Just when you let your guard down, a movie suddenly comes cast in a script.
By usual Telugu film standards, Chatrapati is almost a classic. Based in the dredging dockyards of Vizag, the film reminds you of a pot-pourri of heyday Bachchan films like Deewar, Hum and Agneepath, and is the story of the rise from the working classes of a fury that is nourished by the monstrous atrocities of the ruling Big Bad Man and that becomes omnipotent – a story of the quiet seething of a man who knows only to look in the eye, a man who inspires awe and fear among both those he protects and those he protects them from, but who has to live with his own personal demons that almost make his a life that has no present, just a future to hope for.
Yes, Chatrapati has a script and all. And since Telugu movie scripts range from bad to non-existent, with even the hits coming off "stories" that are filed in the high-volume-low-cost shelf, that in itself is redemption. Add to that some leg-grabbing moments that make you clench your jaws as justice is delivered in the swiftest way possible – scything through the evil-doers in the old-fashioned motif – and show you how the world should actually be run, and it’s three hours of make-believe the way the doctor ordered.
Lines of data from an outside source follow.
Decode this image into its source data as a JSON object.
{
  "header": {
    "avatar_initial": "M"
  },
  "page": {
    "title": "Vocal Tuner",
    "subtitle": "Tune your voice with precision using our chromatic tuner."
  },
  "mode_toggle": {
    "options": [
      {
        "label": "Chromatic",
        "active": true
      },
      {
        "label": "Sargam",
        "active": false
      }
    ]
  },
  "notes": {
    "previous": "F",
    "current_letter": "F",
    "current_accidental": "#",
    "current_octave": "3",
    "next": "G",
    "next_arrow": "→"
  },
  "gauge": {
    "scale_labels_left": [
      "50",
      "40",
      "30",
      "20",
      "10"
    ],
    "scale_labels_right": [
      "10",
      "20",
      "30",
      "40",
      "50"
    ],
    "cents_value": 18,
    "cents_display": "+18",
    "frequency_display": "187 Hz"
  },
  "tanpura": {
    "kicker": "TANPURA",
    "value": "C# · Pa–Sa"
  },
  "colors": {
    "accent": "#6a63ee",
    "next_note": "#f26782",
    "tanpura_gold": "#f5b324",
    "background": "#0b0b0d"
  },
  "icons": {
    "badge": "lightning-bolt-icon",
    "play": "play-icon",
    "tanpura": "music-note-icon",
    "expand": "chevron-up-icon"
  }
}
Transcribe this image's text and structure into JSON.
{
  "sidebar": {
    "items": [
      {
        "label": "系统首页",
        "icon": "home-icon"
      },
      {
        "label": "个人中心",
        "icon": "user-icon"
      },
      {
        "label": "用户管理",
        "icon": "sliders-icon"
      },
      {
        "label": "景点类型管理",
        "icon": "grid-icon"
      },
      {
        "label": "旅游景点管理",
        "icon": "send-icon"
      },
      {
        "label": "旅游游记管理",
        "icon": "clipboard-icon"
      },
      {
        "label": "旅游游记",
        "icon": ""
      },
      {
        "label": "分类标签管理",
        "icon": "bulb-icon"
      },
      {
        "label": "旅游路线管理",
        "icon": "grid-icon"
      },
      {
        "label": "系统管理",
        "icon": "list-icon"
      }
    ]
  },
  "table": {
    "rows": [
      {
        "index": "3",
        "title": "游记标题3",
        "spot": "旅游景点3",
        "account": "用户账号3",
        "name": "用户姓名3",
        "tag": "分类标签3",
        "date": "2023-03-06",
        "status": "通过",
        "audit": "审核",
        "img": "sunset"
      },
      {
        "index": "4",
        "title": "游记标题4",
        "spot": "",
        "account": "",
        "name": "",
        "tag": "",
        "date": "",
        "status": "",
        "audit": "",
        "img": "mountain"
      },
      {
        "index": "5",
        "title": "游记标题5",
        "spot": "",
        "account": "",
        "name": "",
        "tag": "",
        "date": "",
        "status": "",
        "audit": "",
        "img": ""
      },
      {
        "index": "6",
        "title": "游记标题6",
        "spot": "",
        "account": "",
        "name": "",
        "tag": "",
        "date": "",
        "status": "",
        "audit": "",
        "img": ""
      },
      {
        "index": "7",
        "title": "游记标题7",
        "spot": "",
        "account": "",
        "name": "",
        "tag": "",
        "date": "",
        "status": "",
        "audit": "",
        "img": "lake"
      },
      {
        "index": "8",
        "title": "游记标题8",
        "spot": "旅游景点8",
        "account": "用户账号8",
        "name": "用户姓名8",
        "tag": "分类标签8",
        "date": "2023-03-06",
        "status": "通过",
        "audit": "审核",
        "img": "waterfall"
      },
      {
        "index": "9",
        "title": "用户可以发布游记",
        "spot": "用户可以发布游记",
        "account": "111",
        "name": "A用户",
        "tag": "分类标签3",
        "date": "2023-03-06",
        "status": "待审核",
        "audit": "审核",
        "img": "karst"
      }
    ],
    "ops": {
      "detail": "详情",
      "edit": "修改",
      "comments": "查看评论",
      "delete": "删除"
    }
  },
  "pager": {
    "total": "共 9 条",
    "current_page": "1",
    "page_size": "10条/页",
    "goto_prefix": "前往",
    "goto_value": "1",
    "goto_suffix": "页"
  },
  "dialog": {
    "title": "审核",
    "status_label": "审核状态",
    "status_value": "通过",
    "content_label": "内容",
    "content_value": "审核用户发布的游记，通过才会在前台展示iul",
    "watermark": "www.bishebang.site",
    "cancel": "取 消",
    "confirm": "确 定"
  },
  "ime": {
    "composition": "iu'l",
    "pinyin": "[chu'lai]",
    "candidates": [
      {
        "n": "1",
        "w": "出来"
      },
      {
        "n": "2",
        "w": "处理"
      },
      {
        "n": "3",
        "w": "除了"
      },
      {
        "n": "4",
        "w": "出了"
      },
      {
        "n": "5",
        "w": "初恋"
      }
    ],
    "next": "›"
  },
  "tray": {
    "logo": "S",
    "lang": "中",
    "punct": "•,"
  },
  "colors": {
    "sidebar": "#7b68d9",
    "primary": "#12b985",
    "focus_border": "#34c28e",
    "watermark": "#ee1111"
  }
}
Shivaji (Prabhas) is displaced, in a native-refugee riot in Sri Lanka, from his mother (Bhanu Priya) as a 12-year-old, thanks to the machinations of younger brother Akash, who hates him since he (Shivaji) is from his father’s first marriage. Shivaji is sold along with all the rest into slavery at the Vizag piers, to Baji Rao (Narendra Jha), a Devil-incarnate, and grows into a rugged young man with a stubble to show and a deep volcano that rumbles dangerously within.
A gut-churning incident involving a 8-year-old kid and his blind mother – quite movingly depicted – breaks all levees of Shivaji’s tolerance, and it’s a gore-fest as one man finally takes on Baji Rao’s entire mafia. Shivaji has to lose his best friend in the process, but he delivers like an avatar. And the evil finally meets its debris.
The first half has some revving screenplay, and while Prabhas is not as great at dialogue-delivery as would have really made you hoot and scream in the ecstasy of vendetta, you still break into goose-pimples and feel your blood gush. Sometimes, it doesn’t matter how someone’s saying things – it’s what he is saying. And the dialogue writers in this do not disappoint.
The second half has Chatrapati, as Prabhas is now crowned, take on Baji Rao’s brother from Bihar, Ras Bihari (Pradeep Rawat), who wants control of the quays back, and another very unusual foe – his long-lost brother Ashok, who makes up for in scheming what he lacks in everything else. Ashok’s childhood grudge against his step-brother isn’t helped by his rediscovery of the latter, and it’s some fairly innovative characterization for a Telugu film as Ashok uses Shivaji’s love for his mother as the primary input in his adroit plotting.
The film grips you all through its 2 hour 45 minute unraveling, especially in the first half, and is uncharacteristically intelligent for Tollywood mass fare. Prabhas looks the role every bit and is slowly evolving into his own, and this film will probably be a milestone in his career. Shriya is just an adornment, but Shafi, who plays Shivaji’s brother, is an interesting find. Bhanu Priya is expectedly good, as is Kota Srinivasa Rao.
The songs, by Keeravani, are mass material, but some of the sets are trendy. “A Vachchi B Pai Vale” is perhaps going to catch up. Venu Madhav does a ticklish spoof of Aparichitudu in some of the film’s lighter moments, and there is an item number by Aarti Agarwal.
Certainly worth a watch this weekend.